Viktor Erlandsson and his studio Straight Design made these glass pieces together with glassblower Kristin Larsson. I think it is interesting with the meeting between proper design and craft.
Helena Malm made these almost icecream inspirerd ceramic pieces. Tiles and candy.
The second floor is all about metals. Both precious metals and more common materials.
I totally fell in love with the craft in this copper patchwork. By Anna Fernell.
She also made this “paper bag” but out of metal.
Åsa Lockner is one of those established people who makes exhibitions all over the world. Very sensory.
Tove Knuts is working in all sorts of materials but a trained silversmith.
Wood and paper floor. Earlier this year I was exhibition Emma Dahlqvist and she does wonderful things. I like how she makes things a bit bigger. Previously I showed a curtain she made of birch bark and weaving. Here more scultpural pieces in wood. Still with textile approach.
Finn Ahlgren was also part of my previous exhibition. I love his approach when it comes to skilled wood work and our approach to “waste”. What should be saved and not? Old office furniture pieces made into a new cabinet.
He also made chandeliers.
Paper flowers from Sofia “Mokkasin” Vusir Jansson. This enormous flower setting in paper. Wonderful. Who doesn’t fall in love with this?
The top floor of the exhibition with four textile workers. Look at the setting. Wonderful. And the view is to die for.
Here you see Arianna Funk. I love her textile sculptures.
Mirjam Hemström also made sculptures. Like corals in a see. They are woven and hand dyed.

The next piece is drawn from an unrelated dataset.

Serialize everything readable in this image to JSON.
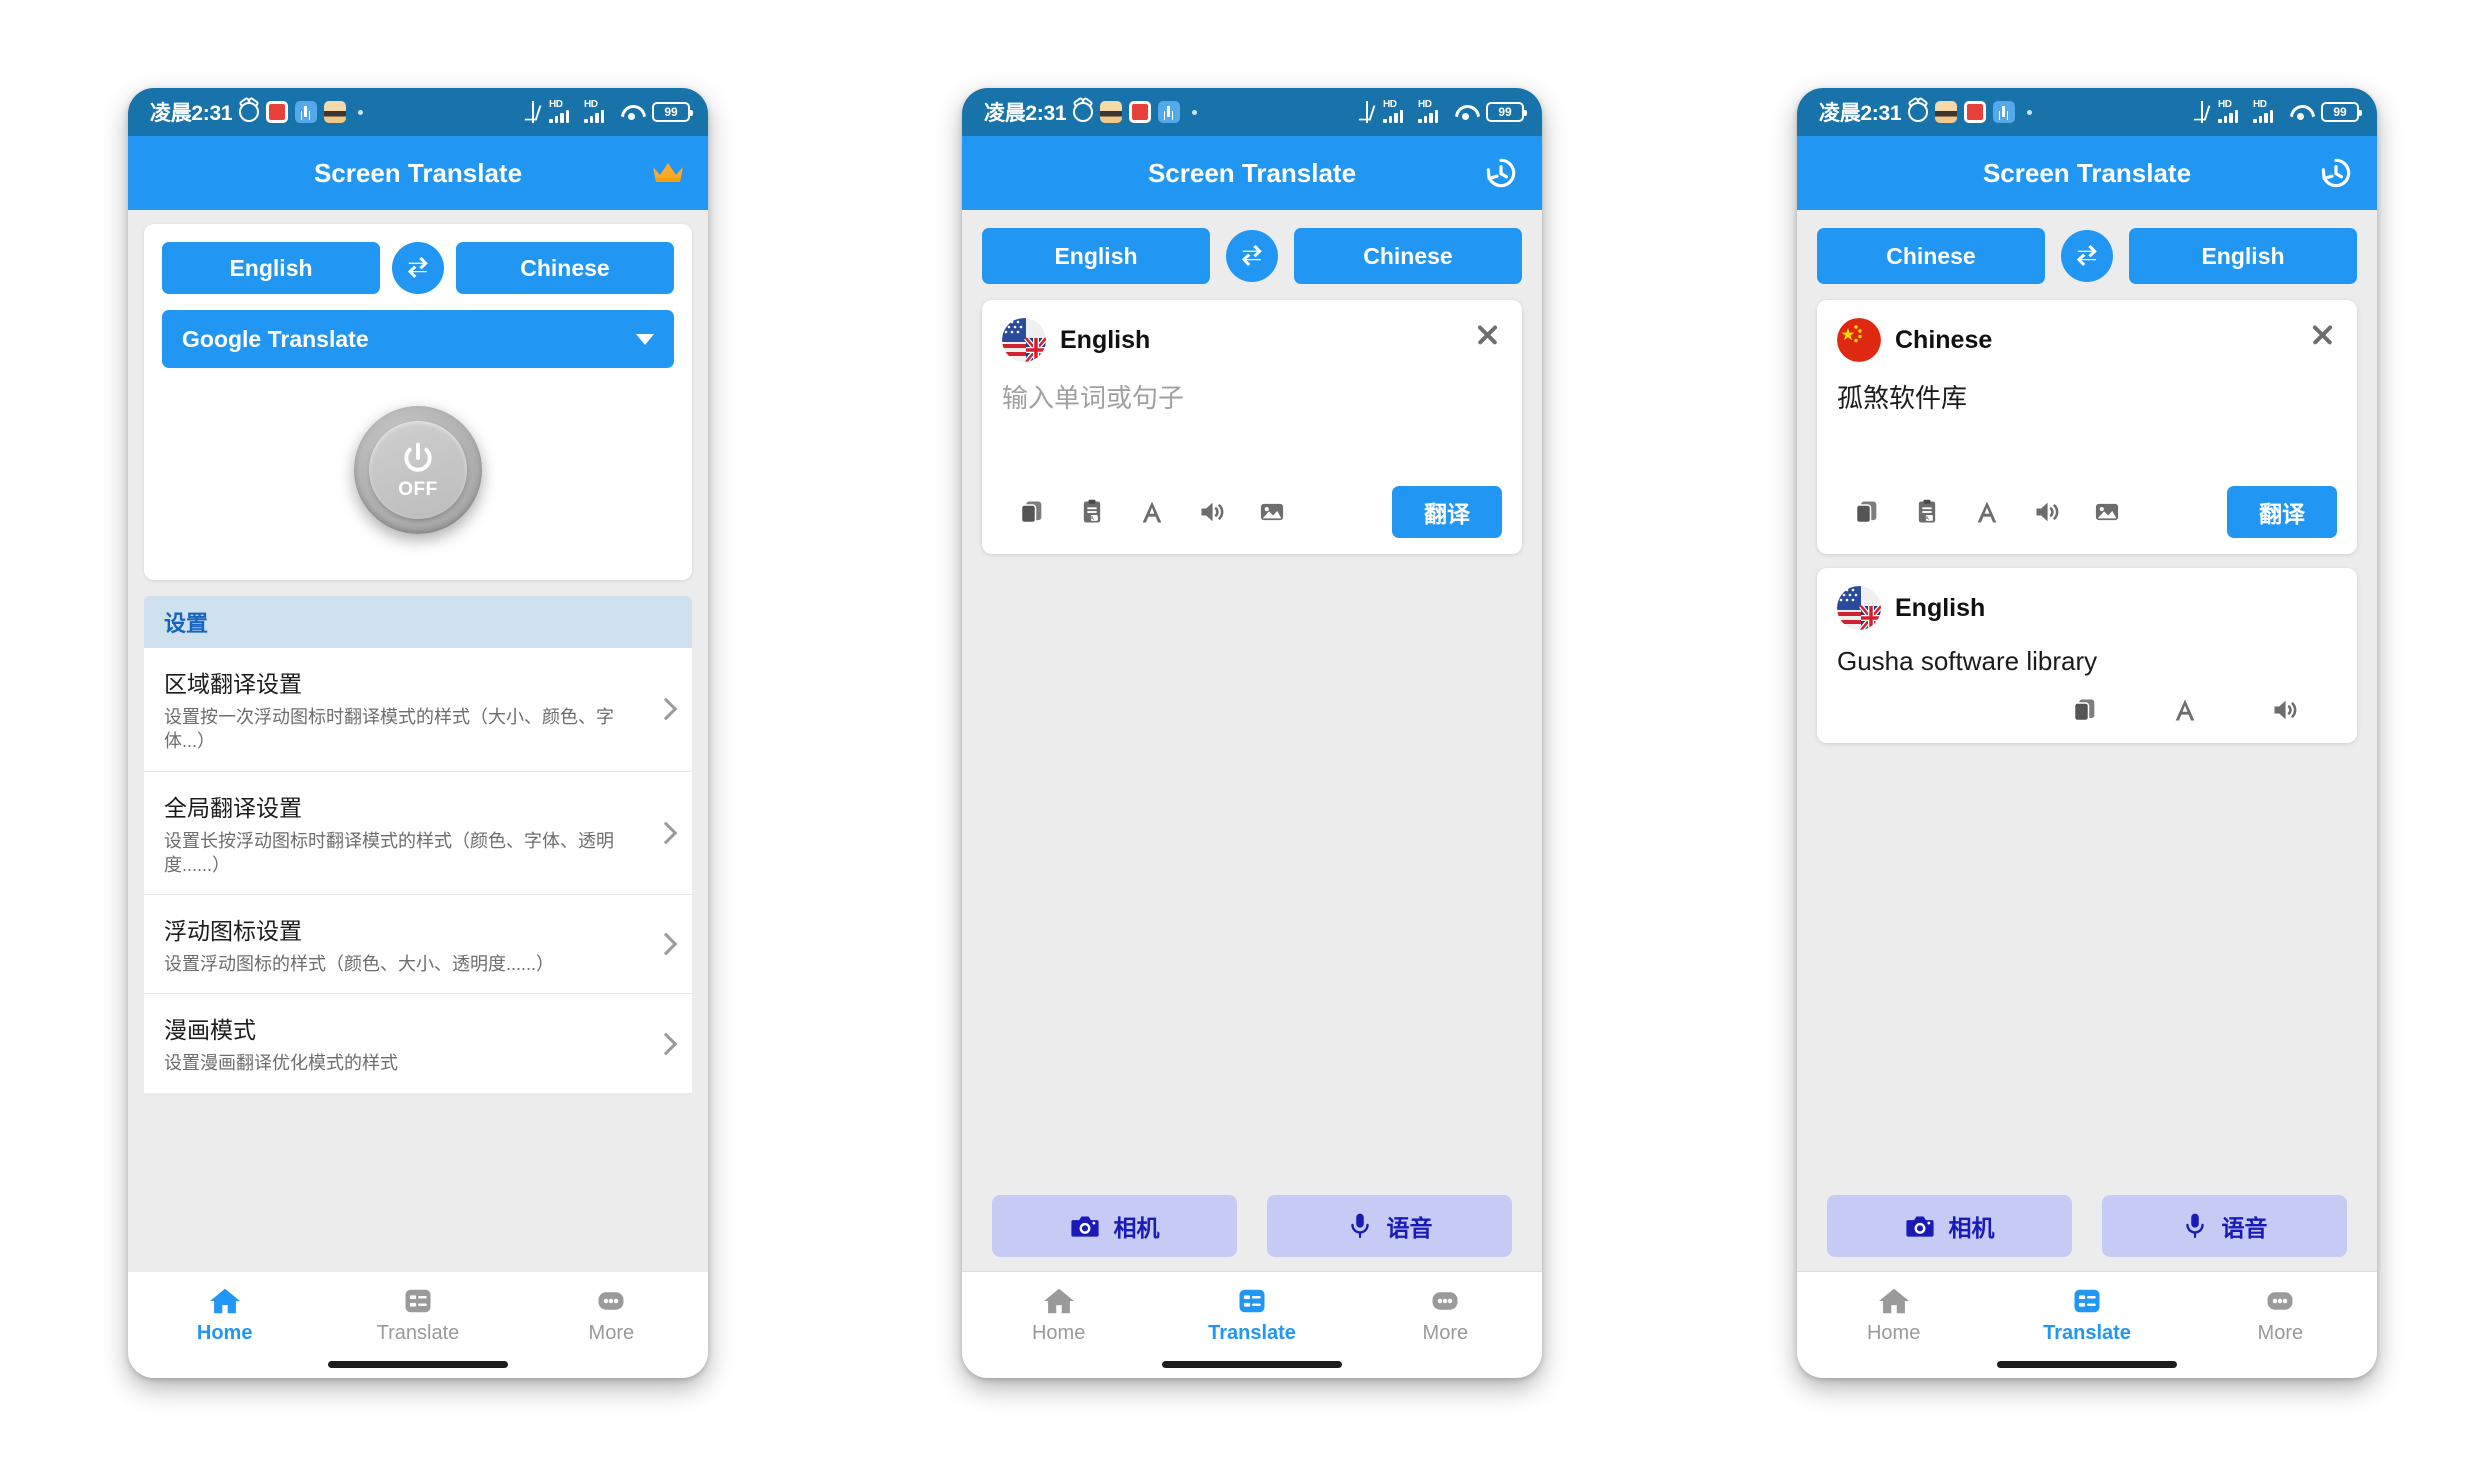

Oscar Wall is a trained cabinetmaker but started working with tufted materials. This bench look like it could be from Lord of the Rings or a computer game.
Finally craft star Bea Szenfeld. Is is really one of our most talented people in design in Sweden. Alwasy working very skilled and often with upcycled materials.
For this exhibition we got Bea to show the piece that she made for former minister of culture Alice Bah Kunke, and that was worn on the Swedish Elle gala.